This month I’ve noticed a concerted online effort by a number of friends to be thankful. Folks have taken to Twitter and Facebook to share each day something for which they are grateful. It is a really thoughtful exercise as we approach Thanksgiving, a holiday that for many – including yours truly — is more about balancing family, food and football than it is about gratitude. It’s not that we are thankless, horrible people. It’s just that we are so pre-occupied with delivering on all the gifts we should be appreciative of, we forget to be glad for them, save for the moment we finally sit down at our holiday meal, take a deep breath and look around. Then we give thanks, eat and move on. It’s drive-by gratitude at its best. So I applaud those trying to make an effort to take notice and honor the blessings in their lives throughout the month, even if it is in 140 characters or less.
I considered jumping on board the “30 Days of Gratitude” train but somehow couldn’t find the energy for it. While I may not share my appreciation with others, I still realize how very lucky I am for the life I lead each and every day. Shouting it to the Universe felt somewhat redundant to me. However, there is a related area where I do believe I could use some personal work. And lately, in this regard, I have been thinking about turning Thanksgiving on its head.
I am talking here about better managing my First World Problems.
So rather than being mindful about expressing gratitude, I am planning to curb my grievances about all issues unworthy of criticism. As it turns out, this concept, I am told by my kids, is also a full-fledged Internet meme. Check this out:
Entertaining? Indeed. But there is a serious message embedded in the humor. Reminding one another about the FWP nature of our complaints is this generation’s version of “At least you have your health.” We nod in agreement and then go right back to bitching and moaning about the fact that Trader Joe’s was out of their Rosencrunch and Guildenpop caramel corn.
Oh the humanity.
My personal list of First World Problems is long indeed. In recent weeks I have taken to my bed (yes, really) due to stress associated with my job, Chase’s upcoming bar mitzvah, and my lack of ability to manage it all without consuming large amounts of carbs. Shame on me. I am employed. I have a kid who will celebrate a wonderful event and have saved enough money to throw him a terrific party. I have food in my fridge, which is running thanks to the electricity being pumped into my house.
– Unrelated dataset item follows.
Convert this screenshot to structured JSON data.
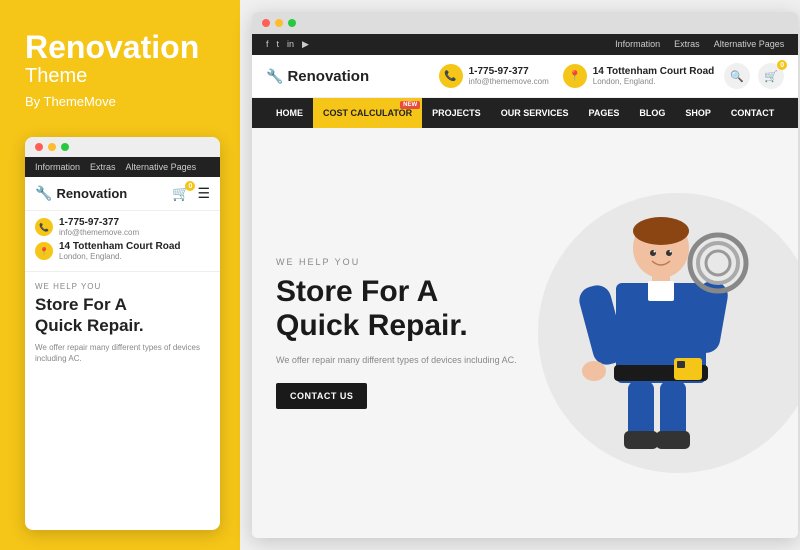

I think Hurricane Sandy was a wakeup call – at least for us East Coasters – to be careful what we complain about. People who went without electricity for a week were mostly quick to preface their experiences with, “but at least I have a home left.” Those whose homes were washed away were also quick to share that “at least we are alive.” All it takes is one horrible event to shift your perspective, wishing that First World Problems were all you had.
The other day I was watching a HuffPo video about a family whose young daughter was diagnosed with early onset schizophrenia. The story was heartbreaking but I was mostly struck by what the father, Michael Schofield who has written a book about his experience, shared at the end of the piece. It was advice to parents who might be going through the same challenges, but it is a stark reminder to us all. He said “any day where the end of the day comes and your family is still alive and in one piece, it’s a good day. Roger that.
I have always said that “sweating the small stuff” is a luxury for which we should be grateful. So this Thanksgiving, perhaps instead of going around the table and sharing what we are thankful for, maybe we might offer one or two examples of complaints we promise never to make again. I’m starting my list today.
Happy Thanksgiving MoB readers. May all of your problems be of a First World nature this holiday season.